Permanent exclusions from full-time education in England are a significant and growing issue​ (DfE, 2019). The Timpson review has noted year-on-year increases since 2012/13 (DfE, 2019) rising by 300 per cent in 2017/18, with some secondary schools excluding up to 20 per cent of their pupils (UNISON, 2018). DfE statistics show exclusions fell for 2019/20 – largely attributed to Covid-19 school closures – but for the autumn term of 2019 alone, permanent exclusions increased by 5 per cent compared to the same time the previous year ​(DfE, 2021)​, with girls’ exclusions growing by 7.8 per cent compared to 4.8 per cent for boys (Agenda Alliance, 2021). Girls are also more likely than boys to experience self-exclusion, informal exclusions and ‘off-rolling’, where pupils are removed from the school roll rather than being officially excluded, usually serving ‘the best interests of the school, rather than the pupil’ (Owen, 2019). This means the true number of girls lost from school is hidden by DfE statistics, with girls’ experiences remaining ‘unheard’ due to a lack of visibility (Agenda Alliance, 2021; Clarke et al., 2011), perpetuating implicit views that schools are ‘girl-friendly’, and that girls are less likely to experience behavioural difficulties (Osler et al, 2002). This compounds the complexity of researching in this area, where participants are invisible in data and often disenfranchised in education.
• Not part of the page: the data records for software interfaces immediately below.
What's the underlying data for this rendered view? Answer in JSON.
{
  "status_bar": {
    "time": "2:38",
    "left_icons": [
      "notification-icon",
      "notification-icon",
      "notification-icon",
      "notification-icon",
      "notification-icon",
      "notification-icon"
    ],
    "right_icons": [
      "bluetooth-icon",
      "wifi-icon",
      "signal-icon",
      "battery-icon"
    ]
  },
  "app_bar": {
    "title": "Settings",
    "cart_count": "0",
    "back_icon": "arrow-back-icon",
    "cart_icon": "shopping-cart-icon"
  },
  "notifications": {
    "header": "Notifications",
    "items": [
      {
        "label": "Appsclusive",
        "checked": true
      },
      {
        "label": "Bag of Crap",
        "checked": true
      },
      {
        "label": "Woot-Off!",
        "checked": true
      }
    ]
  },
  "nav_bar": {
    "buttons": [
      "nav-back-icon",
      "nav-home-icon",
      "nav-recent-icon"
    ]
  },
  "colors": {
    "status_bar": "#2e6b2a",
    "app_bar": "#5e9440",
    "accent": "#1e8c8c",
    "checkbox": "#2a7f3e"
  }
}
‘The true number of girls lost from school is hidden by DfE statistics, with girls’ experiences remaining “unheard” due to a lack of visibility, perpetuating implicit views that schools are “girl-friendly”, and that girls are less likely to experience behavioural difficulties.’

Clarke et al. (2011, p. 765) argued that girls were systematically ‘silenced, marginalised, and denied the opportunity to express their views’, becoming pejoratively labelled as ‘hard to reach’ and to blame for their challenges (Agenda Alliance, 2021). These arguments highlight the importance of examining girls’ experiences of education – however, suggestions that girls are ‘invisible’ and ‘voiceless’ have actually been reinforced in my own attempts to recruit them as participants in my own research. Despite what I thought were painstaking considerations around engaging, creative and time-efficient methods of data collection, encouraging girls to work as co-participants in my current research continues to be a significant barrier. When planning, I carefully considered power relations and how to research with, opposed to on participants; however, I did not anticipate the issues which have arisen around attempting to recruit girls through systems and institutions from which they may have already been self-alienated. For my research this will make me (re)consider the challenges and ethics of recruitment as a key facet of research design and reflect on how to support girls’ views and contributions in research when, as suggested, they may have been ‘silenced’, and whether I am trying to listen to girls’ voices and ‘reach’ them in the wrong places.


Agenda Alliance. (2021). Girls at risk of exclusion: Girls Speak briefing.

Clarke, G., Boorman, G., & Nind, M. (2011). ‘If they don’t listen I shout, and when I shout they listen’: Hearing the voices of girls with BESD. British Educational Research Journal, 37(5), 765–780.

Department for Education [DfE]. (2019). Timpson review of school exclusions.

Department for Education [DfE]. (2021). Permanent exclusions and suspensions in England, Academic Year 2019/20. 

Osler, A., Street, C., Lall, M., & Vincent, K. (2002). Girls and exclusion from school. New Policy Institute. 

Owen, D. (2019). What is off-rolling, and how does Ofsted look at it on inspection? Ofsted blog. 

Ringrose, J. (2007). Successful girls? Complicating post-feminist, neoliberal discourses of educational achievement and gender equality. Gender and Education. 19(4), 471–489.

Russell, L., & Thomson, P. (2011). Girls and gender in alternative education provision. Ethnography and Education, 6(3), 293–308.

UNISON. (2018). Educational exclusion and the disproportionate impact on girls. 2019 National Women’s Conference.